WORK INSTRUCTION: Set down the line that contains "Convert this screenshot" and every line after it to the end of the entries, exactly as they stand and nothing more.

------------------------------

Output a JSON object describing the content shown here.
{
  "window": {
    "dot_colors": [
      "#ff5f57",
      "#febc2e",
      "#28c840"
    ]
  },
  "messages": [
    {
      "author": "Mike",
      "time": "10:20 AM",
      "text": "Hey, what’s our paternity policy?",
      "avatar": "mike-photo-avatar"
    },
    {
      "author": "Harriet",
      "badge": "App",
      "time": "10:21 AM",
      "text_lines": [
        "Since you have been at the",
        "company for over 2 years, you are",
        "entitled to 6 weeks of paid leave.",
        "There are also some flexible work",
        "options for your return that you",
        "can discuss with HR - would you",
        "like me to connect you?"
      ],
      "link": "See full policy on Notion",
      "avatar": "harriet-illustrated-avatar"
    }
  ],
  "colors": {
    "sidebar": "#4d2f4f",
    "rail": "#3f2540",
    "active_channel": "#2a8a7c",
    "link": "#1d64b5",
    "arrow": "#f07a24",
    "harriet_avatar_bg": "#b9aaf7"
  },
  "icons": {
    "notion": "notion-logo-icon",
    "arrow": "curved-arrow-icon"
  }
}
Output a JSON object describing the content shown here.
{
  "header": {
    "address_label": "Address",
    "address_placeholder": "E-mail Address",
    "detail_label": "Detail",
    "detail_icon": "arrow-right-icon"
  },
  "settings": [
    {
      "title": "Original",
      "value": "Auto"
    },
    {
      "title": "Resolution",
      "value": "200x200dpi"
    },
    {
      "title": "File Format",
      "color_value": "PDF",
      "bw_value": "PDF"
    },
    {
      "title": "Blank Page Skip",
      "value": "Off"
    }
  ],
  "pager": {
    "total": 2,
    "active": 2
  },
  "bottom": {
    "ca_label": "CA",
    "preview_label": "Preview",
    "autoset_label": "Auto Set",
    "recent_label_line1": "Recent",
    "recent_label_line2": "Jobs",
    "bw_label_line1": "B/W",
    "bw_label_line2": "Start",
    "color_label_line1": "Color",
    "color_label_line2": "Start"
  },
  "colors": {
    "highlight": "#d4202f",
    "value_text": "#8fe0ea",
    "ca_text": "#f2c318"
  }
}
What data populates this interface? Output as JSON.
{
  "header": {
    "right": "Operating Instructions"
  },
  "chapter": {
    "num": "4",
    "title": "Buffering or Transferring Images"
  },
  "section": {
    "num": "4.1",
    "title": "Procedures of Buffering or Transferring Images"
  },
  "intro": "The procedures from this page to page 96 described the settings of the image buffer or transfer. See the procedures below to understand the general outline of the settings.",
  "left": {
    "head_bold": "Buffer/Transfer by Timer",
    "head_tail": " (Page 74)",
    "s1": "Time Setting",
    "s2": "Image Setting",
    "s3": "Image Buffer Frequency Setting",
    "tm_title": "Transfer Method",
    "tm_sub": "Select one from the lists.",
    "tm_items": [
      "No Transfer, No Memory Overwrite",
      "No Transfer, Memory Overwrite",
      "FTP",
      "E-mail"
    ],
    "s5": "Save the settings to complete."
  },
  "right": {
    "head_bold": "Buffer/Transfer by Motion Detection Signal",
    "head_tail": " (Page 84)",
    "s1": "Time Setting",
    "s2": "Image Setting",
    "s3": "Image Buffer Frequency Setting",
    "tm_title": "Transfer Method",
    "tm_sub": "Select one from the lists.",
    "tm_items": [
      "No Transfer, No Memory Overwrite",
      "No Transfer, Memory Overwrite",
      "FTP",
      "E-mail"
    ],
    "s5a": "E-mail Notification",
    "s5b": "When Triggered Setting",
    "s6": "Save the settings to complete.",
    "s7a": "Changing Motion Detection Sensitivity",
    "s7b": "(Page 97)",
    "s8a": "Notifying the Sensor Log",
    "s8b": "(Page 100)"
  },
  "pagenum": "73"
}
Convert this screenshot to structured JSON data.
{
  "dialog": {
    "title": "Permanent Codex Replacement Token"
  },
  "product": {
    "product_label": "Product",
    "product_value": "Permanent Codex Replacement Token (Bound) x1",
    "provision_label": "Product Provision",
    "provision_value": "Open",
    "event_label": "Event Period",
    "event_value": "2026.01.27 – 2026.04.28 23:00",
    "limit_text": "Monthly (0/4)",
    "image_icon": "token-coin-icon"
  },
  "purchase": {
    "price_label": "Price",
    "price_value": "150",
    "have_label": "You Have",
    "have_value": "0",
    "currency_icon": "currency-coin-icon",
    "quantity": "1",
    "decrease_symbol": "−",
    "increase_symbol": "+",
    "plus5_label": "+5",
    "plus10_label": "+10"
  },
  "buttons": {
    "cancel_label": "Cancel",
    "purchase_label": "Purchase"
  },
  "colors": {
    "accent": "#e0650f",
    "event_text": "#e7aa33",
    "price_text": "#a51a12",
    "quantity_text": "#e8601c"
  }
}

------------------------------

TASK RESPONSE:
Convert this screenshot to structured JSON data.
{
  "dialog": {
    "title": "Permanent Codex Replacement Token"
  },
  "product": {
    "product_label": "Product",
    "product_value": "Permanent Codex Replacement Token (Bound) x1",
    "provision_label": "Product Provision",
    "provision_value": "Open",
    "event_label": "Event Period",
    "event_value": "2026.01.27 – 2026.04.28 23:00",
    "limit_text": "Monthly (0/4)",
    "image_icon": "token-coin-icon"
  },
  "purchase": {
    "price_label": "Price",
    "price_value": "150",
    "have_label": "You Have",
    "have_value": "0",
    "currency_icon": "currency-coin-icon",
    "quantity": "1",
    "decrease_symbol": "−",
    "increase_symbol": "+",
    "plus5_label": "+5",
    "plus10_label": "+10"
  },
  "buttons": {
    "cancel_label": "Cancel",
    "purchase_label": "Purchase"
  },
  "colors": {
    "accent": "#e0650f",
    "event_text": "#e7aa33",
    "price_text": "#a51a12",
    "quantity_text": "#e8601c"
  }
}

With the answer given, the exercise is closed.